The playlist idea was shaping up nicely until I learned that my iPod touch, being 4th generation (I mentioned being careful about money, right?), did not have a very important feature: the ability to crossfade tracks. This is one thing that a DJ really helps with – getting rid of the pauses that come between songs. Some of those can be mitigated by going into the track info in iTunes and choosing specific start and end times for each song (very useful for songs that have ginormous gaps at one end or the other), but it doesn’t have that smooth transition that makes it sound professional.
I decided that I could live without the crossfade for the ambiance music, but when it came to the “get everyone to the dance floor” tracks, I wanted songs to transition seamlessly so no one had to stand there awkwardly waiting for the next great beat to start up. I didn’t have time or desire to hunt down another way to play music, but I remembered my favorite tool in Audacity, a free audio-editing software program, and I was set.
What tool, you ask? Why, it’s the Envelope tool! Allow me to explain.
Audacity’s Envelope tool provides a way to adjust the volume from one point to another within a track. If you only have one track, that can be nice (imagine adjusting that really loud part of your favorite song so it doesn’t give you a heart attack each time it comes on), but not that earth-shattering. But if you decide to combine several tracks (think theme music transitioning to speech in a podcast or radio show), it can make that crossfade transition happen for you. The key, in my case, was to have all of my dance songs in one Audacity project, overlap the end of one song with the beginning of the next, and use the Envelope tool to transition.
The Envelope tool is a little tricky at first, so it helps to have some guidance. First, click the envelope tool in the toolbar.

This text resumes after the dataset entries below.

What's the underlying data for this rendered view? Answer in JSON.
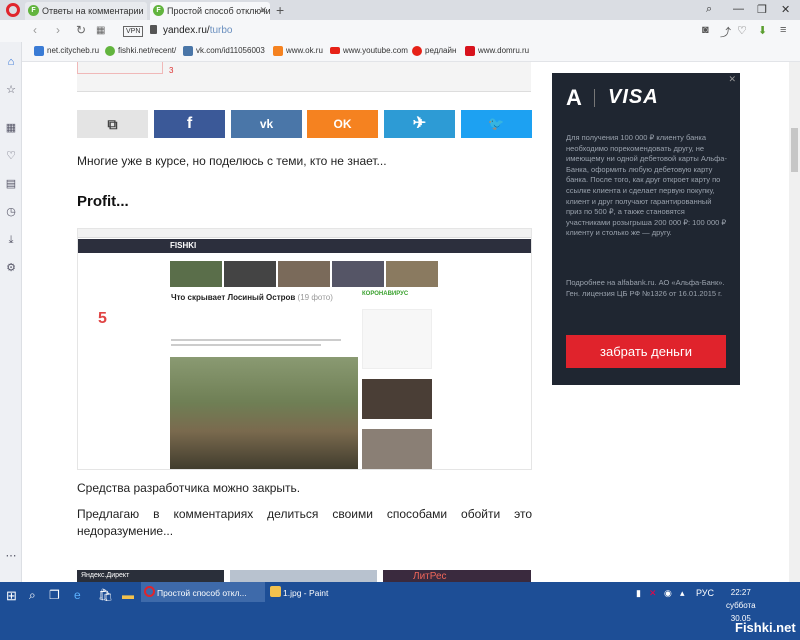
{
  "tabs": [
    {
      "title": "Ответы на комментарии",
      "active": false
    },
    {
      "title": "Простой способ отключить",
      "active": true
    }
  ],
  "address": {
    "vpn": "VPN",
    "host": "yandex.ru/",
    "path": "turbo"
  },
  "bookmarks": [
    {
      "label": "net.citycheb.ru",
      "color": "#3a7bd5"
    },
    {
      "label": "fishki.net/recent/",
      "color": "#62b43e"
    },
    {
      "label": "vk.com/id11056003",
      "color": "#4a76a8"
    },
    {
      "label": "www.ok.ru",
      "color": "#f58220"
    },
    {
      "label": "www.youtube.com",
      "color": "#e62117"
    },
    {
      "label": "редлайн",
      "color": "#e62117"
    },
    {
      "label": "www.domru.ru",
      "color": "#d8131d"
    }
  ],
  "article": {
    "intro": "Многие уже в курсе, но поделюсь с теми, кто не знает...",
    "heading": "Profit...",
    "caption1": "Средства разработчика можно закрыть.",
    "caption2": "Предлагаю в комментариях делиться своими способами обойти это недоразумение..."
  },
  "share_buttons": [
    {
      "name": "copy",
      "symbol": "⧉",
      "color": "#e4e4e4"
    },
    {
      "name": "facebook",
      "symbol": "f",
      "color": "#3b5998"
    },
    {
      "name": "vk",
      "symbol": "vk",
      "color": "#4a76a8"
    },
    {
      "name": "odnoklassniki",
      "symbol": "OK",
      "color": "#f58220"
    },
    {
      "name": "telegram",
      "symbol": "✈",
      "color": "#2d9bd5"
    },
    {
      "name": "twitter",
      "symbol": "🐦",
      "color": "#1da1f2"
    }
  ],
  "screenshot": {
    "site": "FISHKI",
    "title": "Что скрывает Лосиный Остров",
    "photo_count": "(19 фото)",
    "number": "5",
    "badge": "КОРОНАВИРУС"
  },
  "ad": {
    "logo": "A",
    "brand": "VISA",
    "text": "Для получения 100 000 ₽ клиенту банка необходимо порекомендовать другу, не имеющему ни одной дебетовой карты Альфа-Банка, оформить любую дебетовую карту банка. После того, как друг откроет карту по ссылке клиента и сделает первую покупку, клиент и друг получают гарантированный приз по 500 ₽, а также становятся участниками розыгрыша 200 000 ₽: 100 000 ₽ клиенту и столько же — другу.",
    "legal": "Подробнее на alfabank.ru. АО «Альфа-Банк». Ген. лицензия ЦБ РФ №1326 от 16.01.2015 г.",
    "button": "забрать деньги"
  },
  "bottom_strip": {
    "label": "Яндекс.Директ",
    "brand": "ЛитРес"
  },
  "taskbar": {
    "apps": [
      {
        "label": "Простой способ откл...",
        "active": true,
        "color": "#e0252c"
      },
      {
        "label": "1.jpg - Paint",
        "active": false,
        "color": "#f2c14e"
      }
    ],
    "lang": "РУС",
    "time": "22:27",
    "day": "суббота",
    "date": "30.05",
    "watermark": "Fishki.net"
  }
}
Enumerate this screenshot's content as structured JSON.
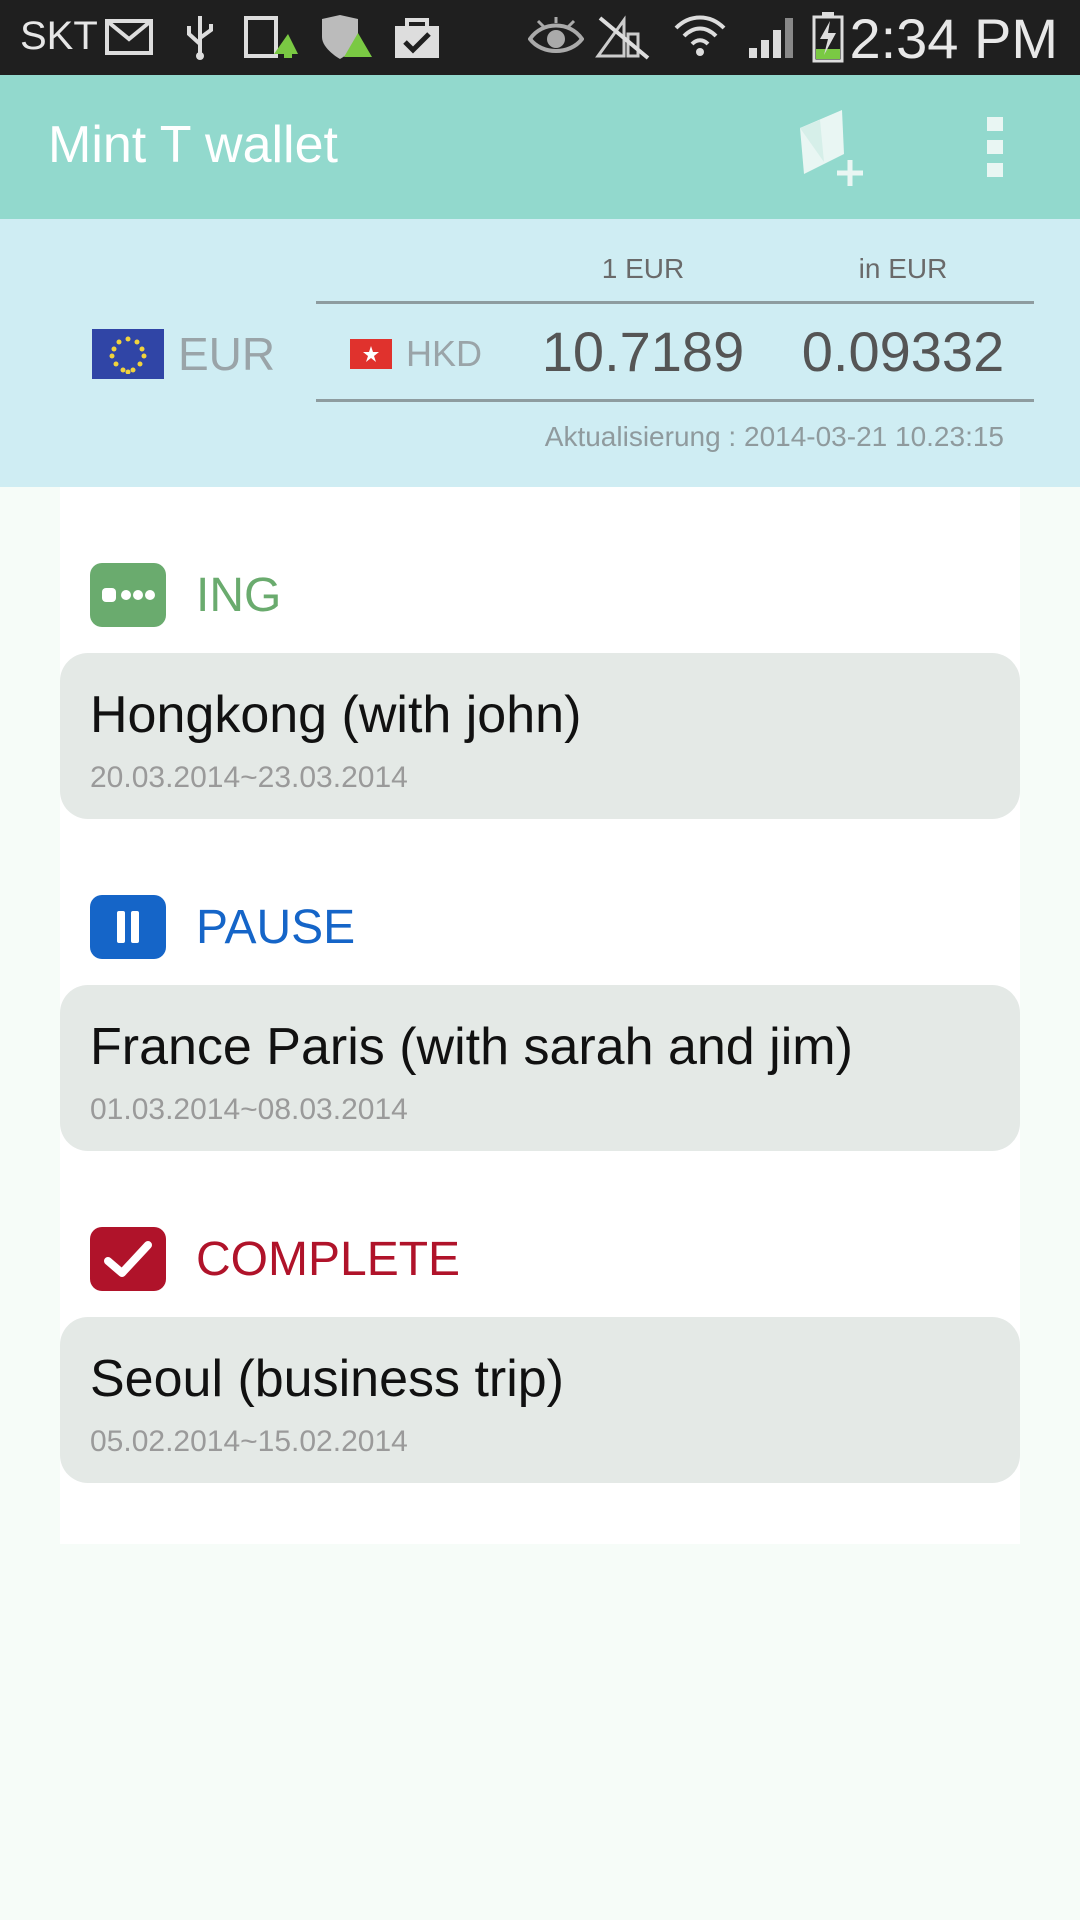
{
  "status_bar": {
    "carrier": "SKT",
    "time": "2:34 PM",
    "icons": [
      "mail-icon",
      "usb-icon",
      "upload-icon",
      "shield-update-icon",
      "bag-check-icon",
      "eye-icon",
      "no-signal-icon",
      "wifi-icon",
      "cell-signal-icon",
      "battery-charging-icon"
    ]
  },
  "app_bar": {
    "title": "Mint T wallet",
    "add_trip_icon": "add-trip-icon",
    "overflow_icon": "overflow-menu-icon",
    "background_color": "#92d9cd"
  },
  "currency": {
    "base_code": "EUR",
    "target_code": "HKD",
    "col1_header": "1 EUR",
    "col2_header": "in EUR",
    "rate1": "10.7189",
    "rate2": "0.09332",
    "update_text": "Aktualisierung : 2014-03-21 10.23:15"
  },
  "sections": [
    {
      "label": "ING",
      "color": "#6aab6e",
      "icon": "in-progress-icon",
      "trip": {
        "name": "Hongkong (with john)",
        "dates": "20.03.2014~23.03.2014"
      }
    },
    {
      "label": "PAUSE",
      "color": "#1565c8",
      "icon": "pause-icon",
      "trip": {
        "name": "France Paris (with sarah and jim)",
        "dates": "01.03.2014~08.03.2014"
      }
    },
    {
      "label": "COMPLETE",
      "color": "#b0132a",
      "icon": "complete-check-icon",
      "trip": {
        "name": "Seoul (business trip)",
        "dates": "05.02.2014~15.02.2014"
      }
    }
  ]
}
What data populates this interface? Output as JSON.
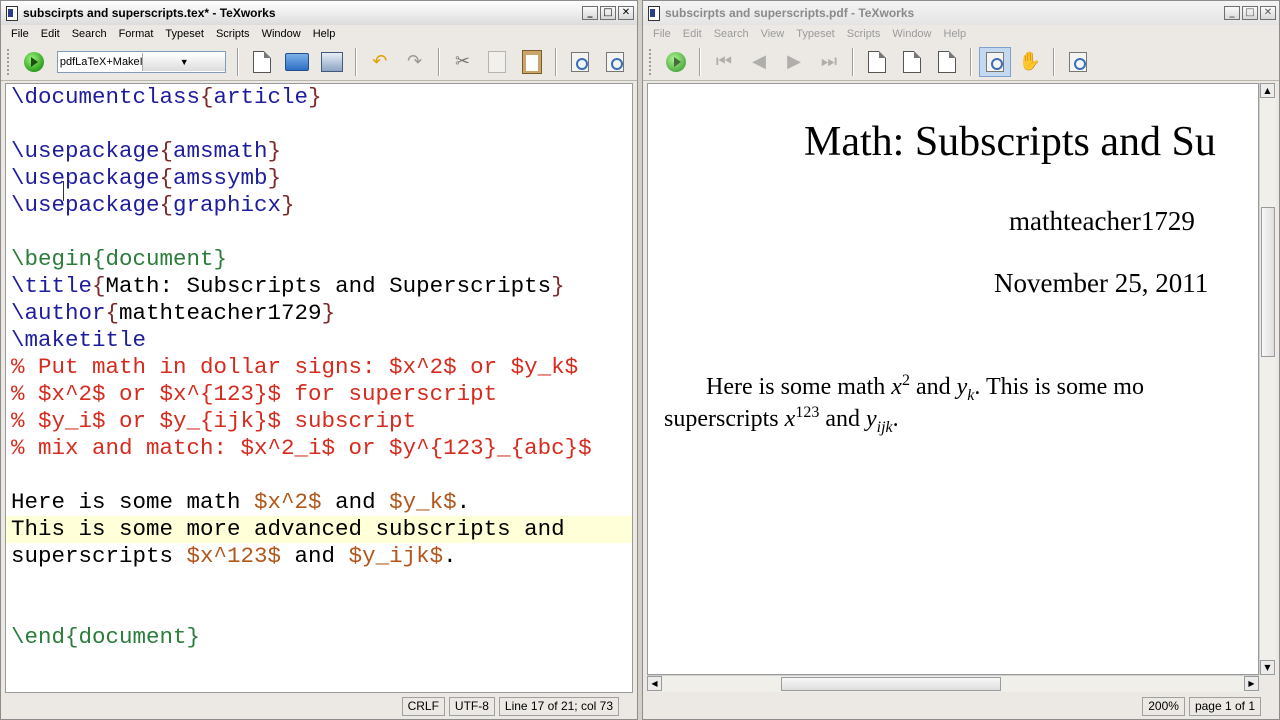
{
  "editor_window": {
    "title": "subscirpts and superscripts.tex* - TeXworks",
    "menu": [
      "File",
      "Edit",
      "Search",
      "Format",
      "Typeset",
      "Scripts",
      "Window",
      "Help"
    ],
    "engine": "pdfLaTeX+MakeIndex+BibTeX",
    "status": {
      "line_ending": "CRLF",
      "encoding": "UTF-8",
      "position": "Line 17 of 21; col 73"
    }
  },
  "source_lines": [
    [
      {
        "c": "cmd",
        "t": "\\documentclass"
      },
      {
        "c": "brace",
        "t": "{"
      },
      {
        "c": "arg",
        "t": "article"
      },
      {
        "c": "brace",
        "t": "}"
      }
    ],
    [],
    [
      {
        "c": "cmd",
        "t": "\\usepackage"
      },
      {
        "c": "brace",
        "t": "{"
      },
      {
        "c": "arg",
        "t": "amsmath"
      },
      {
        "c": "brace",
        "t": "}"
      }
    ],
    [
      {
        "c": "cmd",
        "t": "\\usepackage"
      },
      {
        "c": "brace",
        "t": "{"
      },
      {
        "c": "arg",
        "t": "amssymb"
      },
      {
        "c": "brace",
        "t": "}"
      }
    ],
    [
      {
        "c": "cmd",
        "t": "\\usepackage"
      },
      {
        "c": "brace",
        "t": "{"
      },
      {
        "c": "arg",
        "t": "graphicx"
      },
      {
        "c": "brace",
        "t": "}"
      }
    ],
    [],
    [
      {
        "c": "env",
        "t": "\\begin{document}"
      }
    ],
    [
      {
        "c": "cmd",
        "t": "\\title"
      },
      {
        "c": "brace",
        "t": "{"
      },
      {
        "c": "txt",
        "t": "Math: Subscripts and Superscripts"
      },
      {
        "c": "brace",
        "t": "}"
      }
    ],
    [
      {
        "c": "cmd",
        "t": "\\author"
      },
      {
        "c": "brace",
        "t": "{"
      },
      {
        "c": "txt",
        "t": "mathteacher1729"
      },
      {
        "c": "brace",
        "t": "}"
      }
    ],
    [
      {
        "c": "cmd",
        "t": "\\maketitle"
      }
    ],
    [
      {
        "c": "comment",
        "t": "% Put math in dollar signs: $x^2$ or $y_k$"
      }
    ],
    [
      {
        "c": "comment",
        "t": "% $x^2$ or $x^{123}$ for superscript"
      }
    ],
    [
      {
        "c": "comment",
        "t": "% $y_i$ or $y_{ijk}$ subscript"
      }
    ],
    [
      {
        "c": "comment",
        "t": "% mix and match: $x^2_i$ or $y^{123}_{abc}$"
      }
    ],
    [],
    [
      {
        "c": "txt",
        "t": "Here is some math "
      },
      {
        "c": "math",
        "t": "$x^2$"
      },
      {
        "c": "txt",
        "t": " and "
      },
      {
        "c": "math",
        "t": "$y_k$"
      },
      {
        "c": "txt",
        "t": "."
      }
    ],
    [
      {
        "c": "txt",
        "t": "This is some more advanced subscripts and"
      }
    ],
    [
      {
        "c": "txt",
        "t": "superscripts "
      },
      {
        "c": "math",
        "t": "$x^123$"
      },
      {
        "c": "txt",
        "t": " and "
      },
      {
        "c": "math",
        "t": "$y_ijk$"
      },
      {
        "c": "txt",
        "t": "."
      }
    ],
    [],
    [],
    [
      {
        "c": "env",
        "t": "\\end{document}"
      }
    ]
  ],
  "highlight_line": 17,
  "pdf_window": {
    "title": "subscirpts and superscripts.pdf - TeXworks",
    "menu": [
      "File",
      "Edit",
      "Search",
      "View",
      "Typeset",
      "Scripts",
      "Window",
      "Help"
    ],
    "zoom": "200%",
    "page": "page 1 of 1"
  },
  "pdf_content": {
    "title": "Math: Subscripts and Su",
    "author": "mathteacher1729",
    "date": "November 25, 2011",
    "para1": {
      "a": "Here is some math ",
      "x": "x",
      "x_sup": "2",
      "b": " and ",
      "y": "y",
      "y_sub": "k",
      "c": ". This is some mo"
    },
    "para2": {
      "a": "superscripts ",
      "x": "x",
      "x_sup": "123",
      "b": " and ",
      "y": "y",
      "y_sub": "ijk",
      "c": "."
    }
  }
}
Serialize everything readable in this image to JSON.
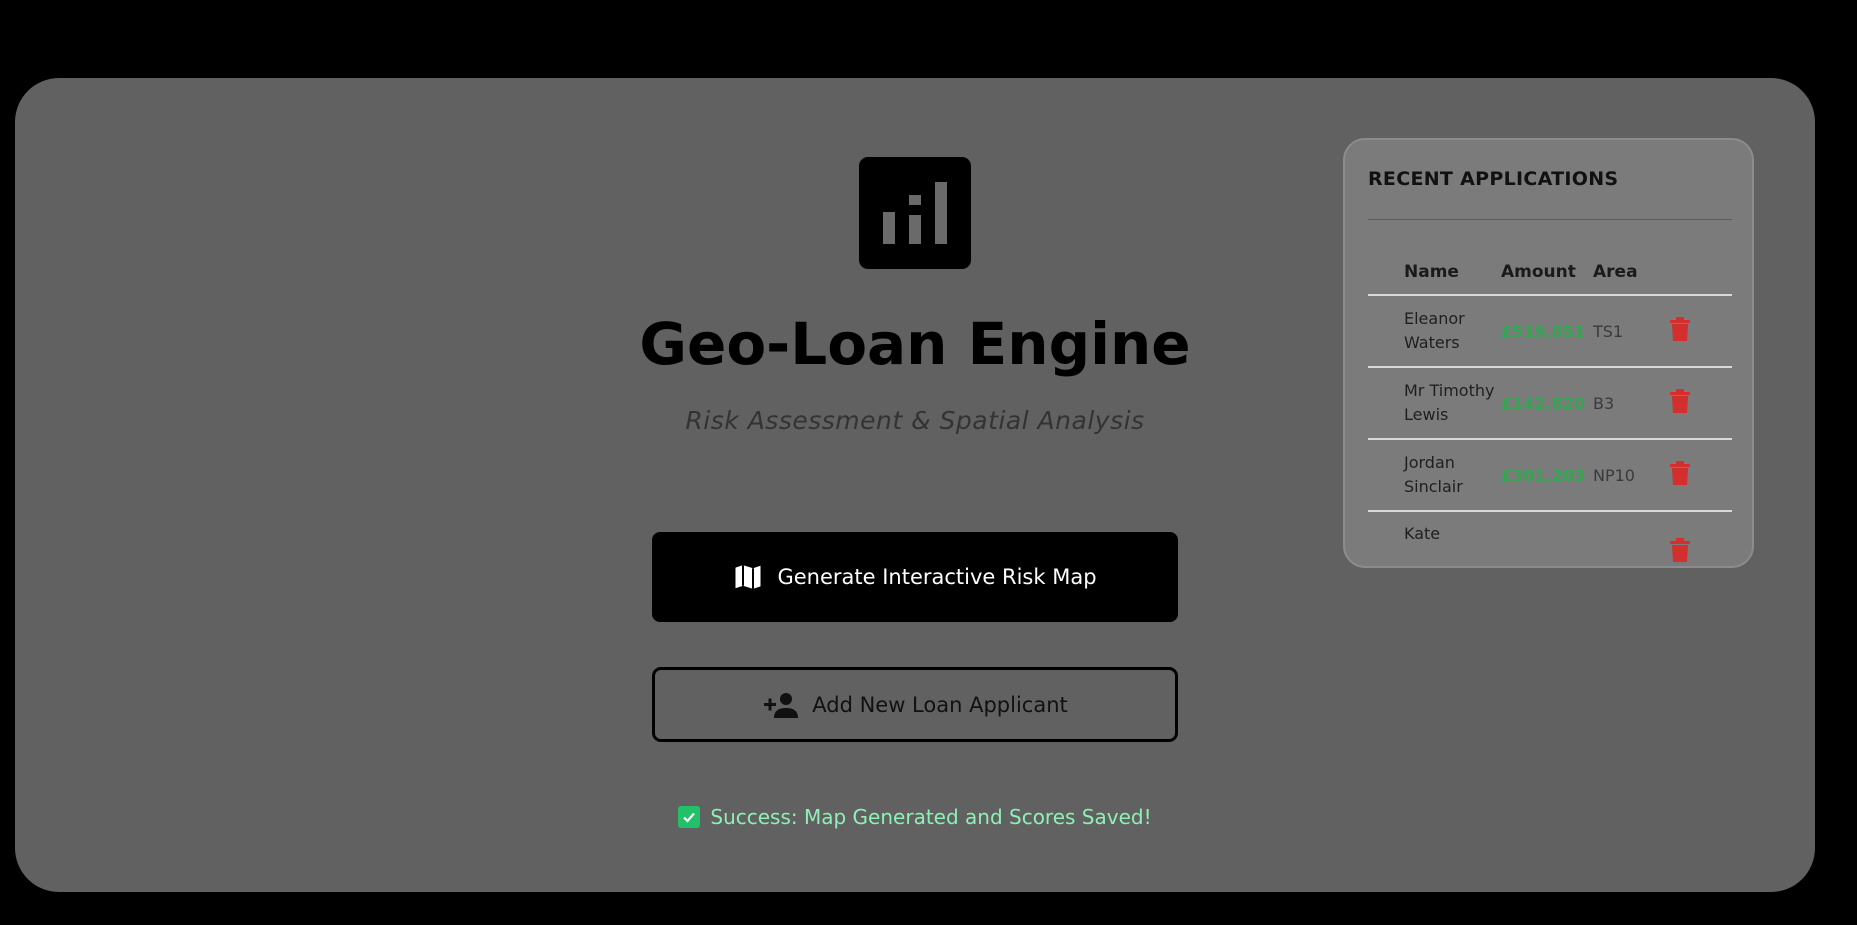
{
  "app": {
    "title": "Geo-Loan Engine",
    "subtitle": "Risk Assessment & Spatial Analysis",
    "logo_icon": "bar-chart-icon"
  },
  "actions": {
    "generate_label": "Generate Interactive Risk Map",
    "generate_icon": "map-icon",
    "add_label": "Add New Loan Applicant",
    "add_icon": "person-add-icon"
  },
  "status": {
    "message": "Success: Map Generated and Scores Saved!",
    "icon": "check-icon",
    "color": "#8ef0b6"
  },
  "recent": {
    "title": "RECENT APPLICATIONS",
    "columns": [
      "Name",
      "Amount",
      "Area",
      ""
    ],
    "rows": [
      {
        "name": "Eleanor Waters",
        "amount": "£519,851",
        "area": "TS1"
      },
      {
        "name": "Mr Timothy Lewis",
        "amount": "£142,820",
        "area": "B3"
      },
      {
        "name": "Jordan Sinclair",
        "amount": "£301,203",
        "area": "NP10"
      },
      {
        "name": "Kate",
        "amount": "",
        "area": ""
      }
    ]
  },
  "colors": {
    "amount": "#2fa84f",
    "delete": "#d32f2f",
    "panel": "#616161"
  }
}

It’s right above the time-shift tool.
There are two main challenges with the envelope tool: placement, and adjustment. Once you have the envelope tool selected, you have to click inside one of your tracks to place it. The tricky bit here is that your first click to place the tool might change the amplitude (volume) of the whole track, so once it’s placed you’ll want to adjust as needed. For example, here’s a music track before adding an envelope:
To adjust the envelope, all you have to do is grab one of the controls (the white boxes) and drag up or down – or even side to side – if it’s not placed in just the right spot. The dragging isn’t so hard, but if you don’t grab one of the controls just right, Audacity thinks you really want to add another envelope, and if you’re not careful about how you click you can end up with envelopes all over the place.
Oops. If that happens to you, see if you can grab one of your stray envelopes, and drag it off the track entirely before letting go of the mouse. The extra envelope should be deleted.
Ok, now for how to actually crossfade a couple of tracks. We’ll start with the track we want to fade out. Add two envelopes: first in the spot where you want the song to start to fade, and the second one at the point at which you want that track’s volume to have dropped off completely.
Then, grab a hold of one of the controls in the second envelope, and drag towards the center. You can grab any of the four white boxes, but I recommend the topmost or bottom-most for the best control. Be careful as you drag the tool: if you let go when it’s smack in the center, you might have trouble picking it back up again. Here’s how mine looks when I’m done:
Now I add two envelope tools to the second track; this time, I grab the first one and shrink it towards the center, so it will start soft and gradually get louder. Here’s how they look when I’m done:
To listen in and make sure the crossfade sounds good, I prefer to change back to the selection tool first……and highlight the crossfade area. Then, when I click play, I can focus in on the crossfaded area, or however much I want to hear at that time.
How long should the crossfade take? That’s up to you to decide, but I went with 3 seconds myself. I lined up all my favorite goofy dance songs one after another (including the much maligned Hokey Pokey, I freely admit), exported the entire project as an MP3 and saved it as “DanceMix” and we were good to go! Party on, Wayne!